This past fall I mentioned that 2K Marin’s 1950s esque X-Com shooter might have been undergoing a change from a first person shooter to a squad based third person shooter. Most of this theory came from a leaked marketing survey that showed off some new squad-based gameplay while asking questions regarding lower prices and the option to DL the title instead of going out to buy it. Of course no one involved in the development of the game was available for comment, pretending that their marketing survey wasn’t just leaked all over the internet. But that was in the fall and it appears things are even worse for the fledgling X-Com shooter; their website and all official references to the game have been removed, with no explanation as to why. It doesn’t take a rocket scientist to understand that the game is quietly being swept under the rug with no real explanation from anyone who developed it.

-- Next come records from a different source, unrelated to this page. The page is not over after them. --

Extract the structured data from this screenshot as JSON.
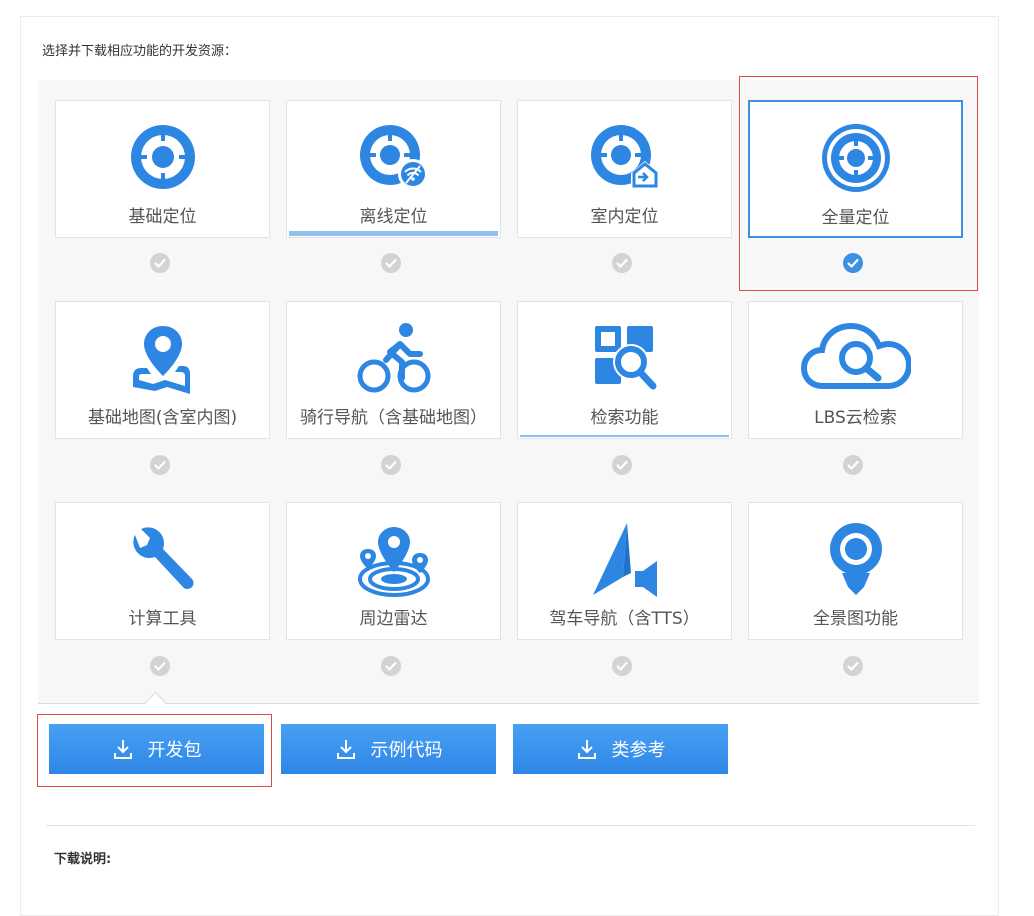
{
  "instruction": "选择并下载相应功能的开发资源：",
  "modules": [
    {
      "label": "基础定位",
      "icon": "location-target-icon",
      "checked": false
    },
    {
      "label": "离线定位",
      "icon": "offline-location-icon",
      "checked": false
    },
    {
      "label": "室内定位",
      "icon": "indoor-location-icon",
      "checked": false
    },
    {
      "label": "全量定位",
      "icon": "full-location-icon",
      "checked": true
    },
    {
      "label": "基础地图(含室内图)",
      "icon": "base-map-icon",
      "checked": false
    },
    {
      "label": "骑行导航（含基础地图）",
      "icon": "cycling-icon",
      "checked": false
    },
    {
      "label": "检索功能",
      "icon": "search-icon",
      "checked": false
    },
    {
      "label": "LBS云检索",
      "icon": "cloud-search-icon",
      "checked": false
    },
    {
      "label": "计算工具",
      "icon": "wrench-icon",
      "checked": false
    },
    {
      "label": "周边雷达",
      "icon": "radar-icon",
      "checked": false
    },
    {
      "label": "驾车导航（含TTS）",
      "icon": "driving-navigation-icon",
      "checked": false
    },
    {
      "label": "全景图功能",
      "icon": "panorama-icon",
      "checked": false
    }
  ],
  "buttons": {
    "sdk": "开发包",
    "sample": "示例代码",
    "reference": "类参考"
  },
  "notes_title": "下载说明:",
  "colors": {
    "accent": "#3d8fe3",
    "icon_blue": "#2e86e3",
    "check_off": "#d3d3d3",
    "highlight_red": "#e24a4a",
    "panel_bg": "#f7f7f7"
  }
}
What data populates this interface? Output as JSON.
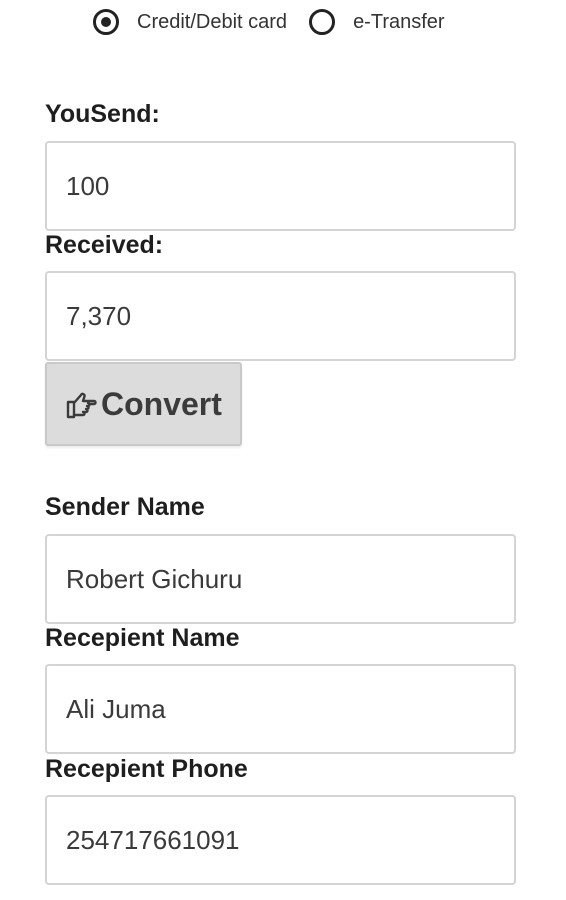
{
  "payment_methods": {
    "options": [
      {
        "label": "Credit/Debit card",
        "selected": true
      },
      {
        "label": "e-Transfer",
        "selected": false
      }
    ]
  },
  "form": {
    "you_send": {
      "label": "YouSend:",
      "value": "100"
    },
    "received": {
      "label": "Received:",
      "value": "7,370"
    },
    "convert_button": {
      "label": "Convert",
      "icon": "hand-pointer-icon"
    },
    "sender_name": {
      "label": "Sender Name",
      "value": "Robert Gichuru"
    },
    "recipient_name": {
      "label": "Recepient Name",
      "value": "Ali Juma"
    },
    "recipient_phone": {
      "label": "Recepient Phone",
      "value": "254717661091"
    }
  },
  "colors": {
    "text": "#222222",
    "input_border": "#d4d4d4",
    "button_bg": "#dcdcdc"
  }
}
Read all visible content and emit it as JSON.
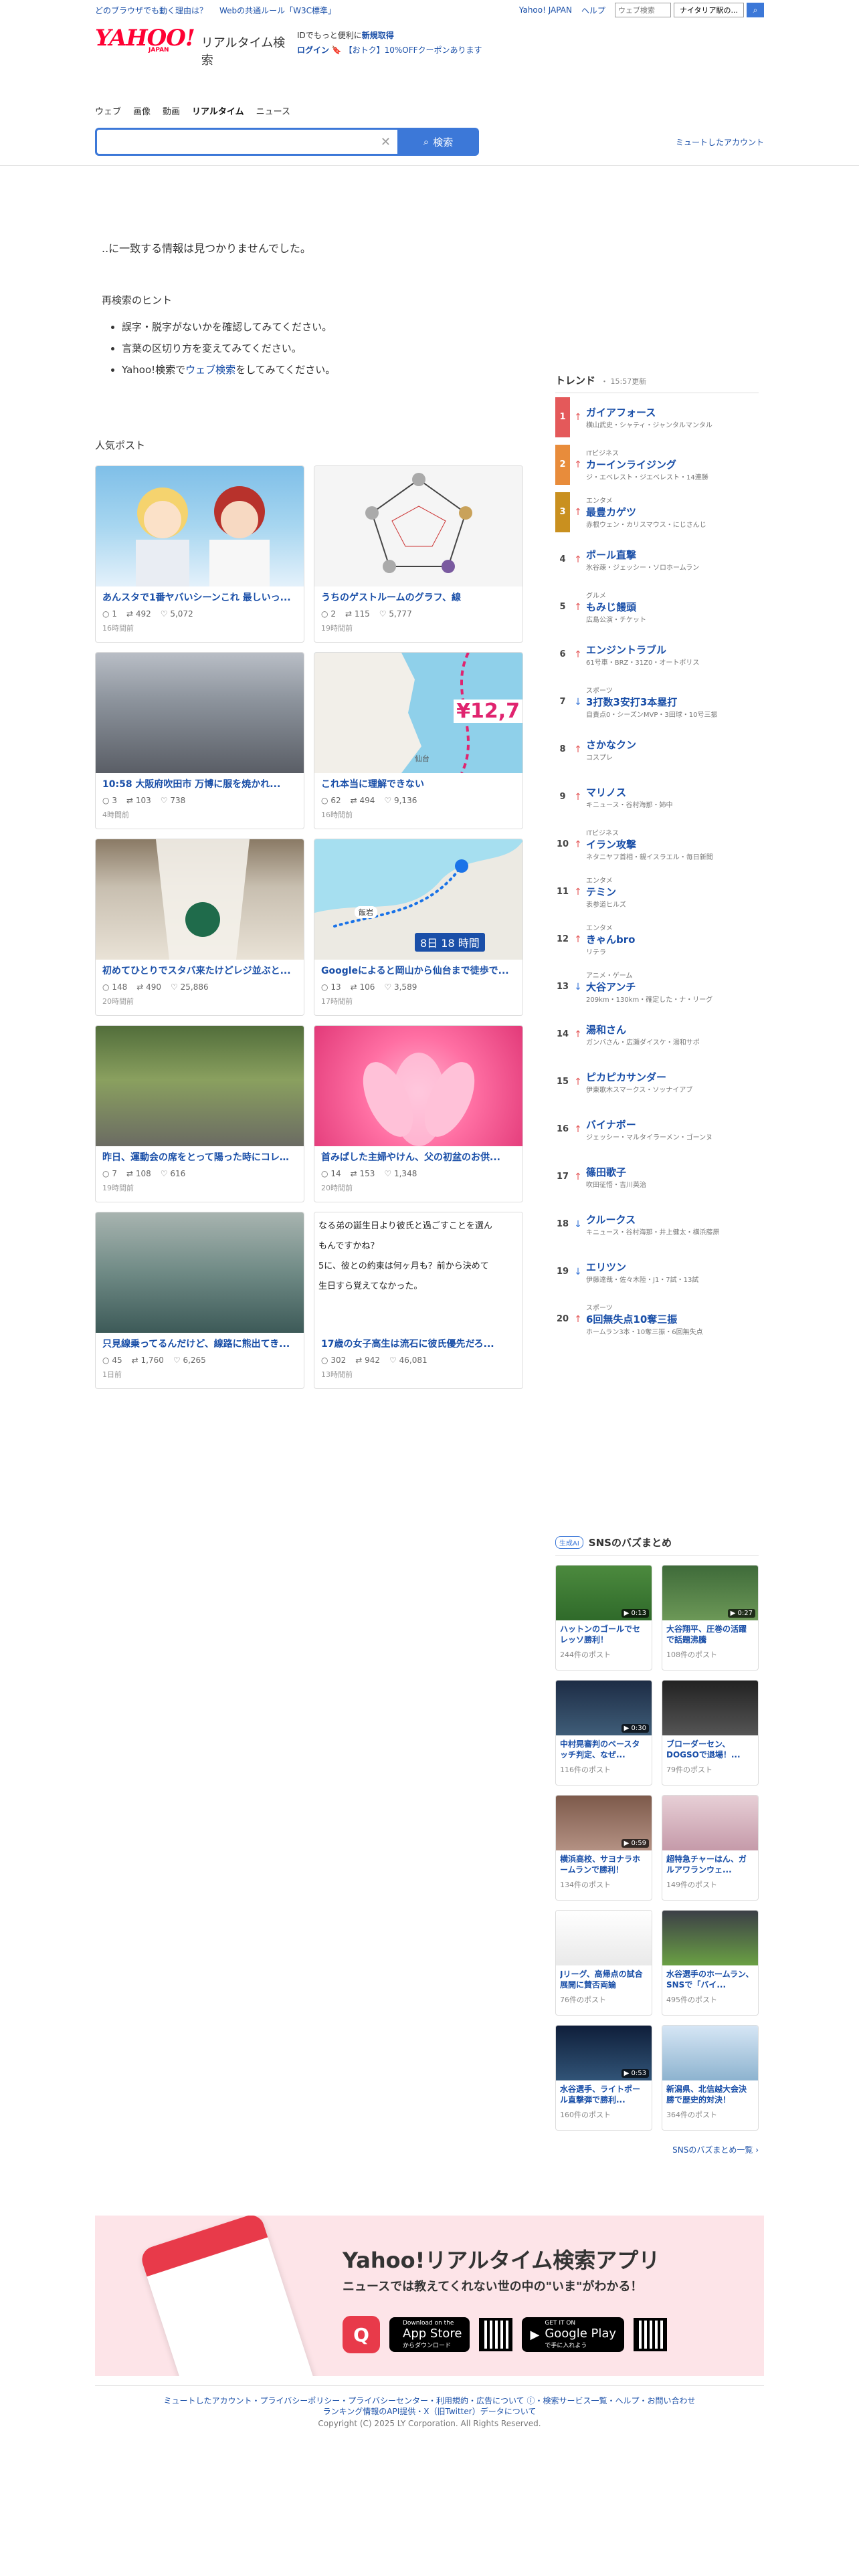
{
  "promo": {
    "link1": "どのブラウザでも動く理由は？",
    "link2": "Webの共通ルール「W3C標準」",
    "yahoo_japan": "Yahoo! JAPAN",
    "help": "ヘルプ",
    "mini_search_placeholder": "ウェブ検索",
    "mini_search_button": "ナイタリア駅の..."
  },
  "header": {
    "logo_main": "YAHOO!",
    "logo_sub": "JAPAN",
    "service_name": "リアルタイム検索",
    "id_prompt": "IDでもっと便利に",
    "signup": "新規取得",
    "login": "ログイン",
    "coupon": "【おトク】10%OFFクーポンあります"
  },
  "tabs": [
    "ウェブ",
    "画像",
    "動画",
    "リアルタイム",
    "ニュース"
  ],
  "search": {
    "value": "",
    "button": "検索",
    "muted_accounts": "ミュートしたアカウント"
  },
  "results": {
    "no_match": "..に一致する情報は見つかりませんでした。",
    "hint_title": "再検索のヒント",
    "hints": [
      "誤字・脱字がないかを確認してみてください。",
      "言葉の区切り方を変えてみてください。"
    ],
    "hint3_prefix": "Yahoo!検索で",
    "hint3_link": "ウェブ検索",
    "hint3_suffix": "をしてみてください。"
  },
  "popular": {
    "title": "人気ポスト",
    "posts": [
      {
        "title": "あんスタで1番ヤバいシーンこれ 最しいっ...",
        "replies": "1",
        "reposts": "492",
        "likes": "5,072",
        "time": "16時間前",
        "thumb": "th-anime"
      },
      {
        "title": "うちのゲストルームのグラフ、線",
        "replies": "2",
        "reposts": "115",
        "likes": "5,777",
        "time": "19時間前",
        "thumb": "th-radar"
      },
      {
        "title": "10:58 大阪府吹田市 万博に服を焼かれ...",
        "replies": "3",
        "reposts": "103",
        "likes": "738",
        "time": "4時間前",
        "thumb": "th-station"
      },
      {
        "title": "これ本当に理解できない",
        "replies": "62",
        "reposts": "494",
        "likes": "9,136",
        "time": "16時間前",
        "thumb": "th-map"
      },
      {
        "title": "初めてひとりでスタバ来たけどレジ並ぶと...",
        "replies": "148",
        "reposts": "490",
        "likes": "25,886",
        "time": "20時間前",
        "thumb": "th-cup"
      },
      {
        "title": "Googleによると岡山から仙台まで徒歩で...",
        "replies": "13",
        "reposts": "106",
        "likes": "3,589",
        "time": "17時間前",
        "thumb": "th-map2"
      },
      {
        "title": "昨日、運動会の席をとって陽った時にコレあっ...",
        "replies": "7",
        "reposts": "108",
        "likes": "616",
        "time": "19時間前",
        "thumb": "th-road"
      },
      {
        "title": "首みぱした主婦やけん、父の初盆のお供...",
        "replies": "14",
        "reposts": "153",
        "likes": "1,348",
        "time": "20時間前",
        "thumb": "th-lotus"
      },
      {
        "title": "只見線乗ってるんだけど、線路に熊出てき...",
        "replies": "45",
        "reposts": "1,760",
        "likes": "6,265",
        "time": "1日前",
        "thumb": "th-bridge"
      },
      {
        "title": "17歳の女子高生は流石に彼氏優先だろ...",
        "replies": "302",
        "reposts": "942",
        "likes": "46,081",
        "time": "13時間前",
        "thumb": "th-text"
      }
    ],
    "text_thumb_lines": [
      "なる弟の誕生日より彼氏と過ごすことを選ん",
      "もんですかね？",
      "5に、彼との約束は何ヶ月も？前から決めて",
      "生日すら覚えてなかった。"
    ],
    "map_label_1": "¥12,7",
    "map_label_2": "仙台",
    "map2_label": "8日 18 時間",
    "map2_tag": "飯岩"
  },
  "trend": {
    "title": "トレンド",
    "updated": "15:57更新",
    "items": [
      {
        "rank": "1",
        "dir": "up",
        "cat": "",
        "name": "ガイアフォース",
        "sub": "横山武史・シャティ・ジャンタルマンタル"
      },
      {
        "rank": "2",
        "dir": "up",
        "cat": "ITビジネス",
        "name": "カーインライジング",
        "sub": "ジ・エベレスト・ジエベレスト・14連勝"
      },
      {
        "rank": "3",
        "dir": "up",
        "cat": "エンタメ",
        "name": "最豊カゲツ",
        "sub": "赤根ウェン・カリスマウス・にじさんじ"
      },
      {
        "rank": "4",
        "dir": "up",
        "cat": "",
        "name": "ポール直撃",
        "sub": "氷谷疎・ジェッシー・ソロホームラン"
      },
      {
        "rank": "5",
        "dir": "up",
        "cat": "グルメ",
        "name": "もみじ饅頭",
        "sub": "広島公演・チケット"
      },
      {
        "rank": "6",
        "dir": "up",
        "cat": "",
        "name": "エンジントラブル",
        "sub": "61号車・BRZ・31Z0・オートポリス"
      },
      {
        "rank": "7",
        "dir": "down",
        "cat": "スポーツ",
        "name": "3打数3安打3本塁打",
        "sub": "自責点0・シーズンMVP・3田球・10号三振"
      },
      {
        "rank": "8",
        "dir": "up",
        "cat": "",
        "name": "さかなクン",
        "sub": "コスプレ"
      },
      {
        "rank": "9",
        "dir": "up",
        "cat": "",
        "name": "マリノス",
        "sub": "キニュース・谷村海那・姉中"
      },
      {
        "rank": "10",
        "dir": "up",
        "cat": "ITビジネス",
        "name": "イラン攻撃",
        "sub": "ネタニヤフ首相・親イスラエル・毎日新聞"
      },
      {
        "rank": "11",
        "dir": "up",
        "cat": "エンタメ",
        "name": "テミン",
        "sub": "表参道ヒルズ"
      },
      {
        "rank": "12",
        "dir": "up",
        "cat": "エンタメ",
        "name": "きゃんbro",
        "sub": "リテラ"
      },
      {
        "rank": "13",
        "dir": "down",
        "cat": "アニメ・ゲーム",
        "name": "大谷アンチ",
        "sub": "209km・130km・確定した・ナ・リーグ"
      },
      {
        "rank": "14",
        "dir": "up",
        "cat": "",
        "name": "湯和さん",
        "sub": "ガンバさん・広瀬ダイスケ・湯和サポ"
      },
      {
        "rank": "15",
        "dir": "up",
        "cat": "",
        "name": "ピカピカサンダー",
        "sub": "伊東歌木スマークス・ソッナイアブ"
      },
      {
        "rank": "16",
        "dir": "up",
        "cat": "",
        "name": "バイナボー",
        "sub": "ジェッシー・マルタイラーメン・ゴーンヌ"
      },
      {
        "rank": "17",
        "dir": "up",
        "cat": "",
        "name": "篠田歌子",
        "sub": "吹田征悟・吉川英治"
      },
      {
        "rank": "18",
        "dir": "down",
        "cat": "",
        "name": "クルークス",
        "sub": "キニュース・谷村海那・井上健太・横浜藤原"
      },
      {
        "rank": "19",
        "dir": "down",
        "cat": "",
        "name": "エリツン",
        "sub": "伊藤達哉・佐々木陸・J1・7試・13試"
      },
      {
        "rank": "20",
        "dir": "up",
        "cat": "スポーツ",
        "name": "6回無失点10奪三振",
        "sub": "ホームラン3本・10奪三振・6回無失点"
      }
    ]
  },
  "buzz": {
    "ai_badge": "生成AI",
    "title": "SNSのバズまとめ",
    "items": [
      {
        "title": "ハットンのゴールでセレッソ勝利！",
        "count": "244件のポスト",
        "dur": "0:13",
        "cls": "bz-green"
      },
      {
        "title": "大谷翔平、圧巻の活躍で話題沸騰",
        "count": "108件のポスト",
        "dur": "0:27",
        "cls": "bz-field"
      },
      {
        "title": "中村晃審判のベースタッチ判定、なぜ...",
        "count": "116件のポスト",
        "dur": "0:30",
        "cls": "bz-stadium"
      },
      {
        "title": "ブローダーセン、DOGSOで退場！...",
        "count": "79件のポスト",
        "dur": "",
        "cls": "bz-dark"
      },
      {
        "title": "横浜高校、サヨナラホームランで勝利！",
        "count": "134件のポスト",
        "dur": "0:59",
        "cls": "bz-crowd"
      },
      {
        "title": "超特急チャーはん、ガルアワランウェ...",
        "count": "149件のポスト",
        "dur": "",
        "cls": "bz-anime"
      },
      {
        "title": "Jリーグ、高帰点の試合展開に賛否両論",
        "count": "76件のポスト",
        "dur": "",
        "cls": "bz-news"
      },
      {
        "title": "水谷選手のホームラン、SNSで「バイ...",
        "count": "495件のポスト",
        "dur": "",
        "cls": "bz-park"
      },
      {
        "title": "水谷選手、ライトポール直撃弾で勝利...",
        "count": "160件のポスト",
        "dur": "0:53",
        "cls": "bz-night"
      },
      {
        "title": "新潟県、北信越大会決勝で歴史的対決！",
        "count": "364件のポスト",
        "dur": "",
        "cls": "bz-sky"
      }
    ],
    "more": "SNSのバズまとめ一覧"
  },
  "app": {
    "title": "Yahoo!リアルタイム検索アプリ",
    "subtitle": "ニュースでは教えてくれない世の中の\"いま\"がわかる！",
    "app_store_small": "Download on the",
    "app_store": "App Store",
    "app_store_jp": "からダウンロード",
    "google_small": "GET IT ON",
    "google_play": "Google Play",
    "google_jp": "で手に入れよう"
  },
  "footer": {
    "links_line1": "ミュートしたアカウント・プライバシーポリシー・プライバシーセンター・利用規約・広告について ⓘ・検索サービス一覧・ヘルプ・お問い合わせ",
    "links_line2": "ランキング情報のAPI提供・X（旧Twitter）データについて",
    "copyright": "Copyright (C) 2025 LY Corporation. All Rights Reserved."
  }
}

This comes as no real surprise as almost immediately after the game was announced many began to wonder why they would turn such a beloved turn-based strategy game into an FPS. Not long after there was a shift from X-Com’s marketing from the FPS title to the turn-based remake that was eventually released last fall.
Then there was the rebranding of the title as stated before, from an FPS to a squad-based third person shooter, though that seemed to do little to deter those who questioned the wisdom of creating that sort of game at all. It seems that no matter the franchise, any game in which there can be a gun can somehow be transformed into some sort of shooter, regardless of whether or not anyone is asking for it. Just take a look at what happened to The Walking Dead: Survival Instinct which scored an awful 32 on Metacritic (I don’t like to use Metacritic, but it can serve as a general barometer for success) even though everything else with the words The Walking Dead has seen some sort of success.
There is no better example of corporate detachment from consumers than the pile of unwanted or just plain bad FPS titles created in the last decade. Thanks to popular titles like Halo, CoD, Battlefield, and a few others, every publisher wants a piece of the pie and they’re willing to turn almost any existing IP into one type of shooter or another. This mess with the X-Com FPS is only one in a long line of failed titles that were thrown together in the hopes that they would see success. Fans aren’t clamoring for more shooters, but there they are, every week on physical and digital shelves all over the world.
It’s pretty clear that things can’t go on like this, and to the credit of consumers, we are getting a bit better at filtering out the mindless cash-grabs from the good titles that deserve our attention, but sometimes that isn’t enough. I would like to say that this will serve as a lesson to other publishers about the dangers of rebranding existing IPs as mindless shooters, but I doubt that will be the case. The industry is evolving however, as smaller indie studios learn how to raise money directly from consumers I think we will most likely see awful FPS remakes like this become more rare, but we’re still a ways off from their extinction.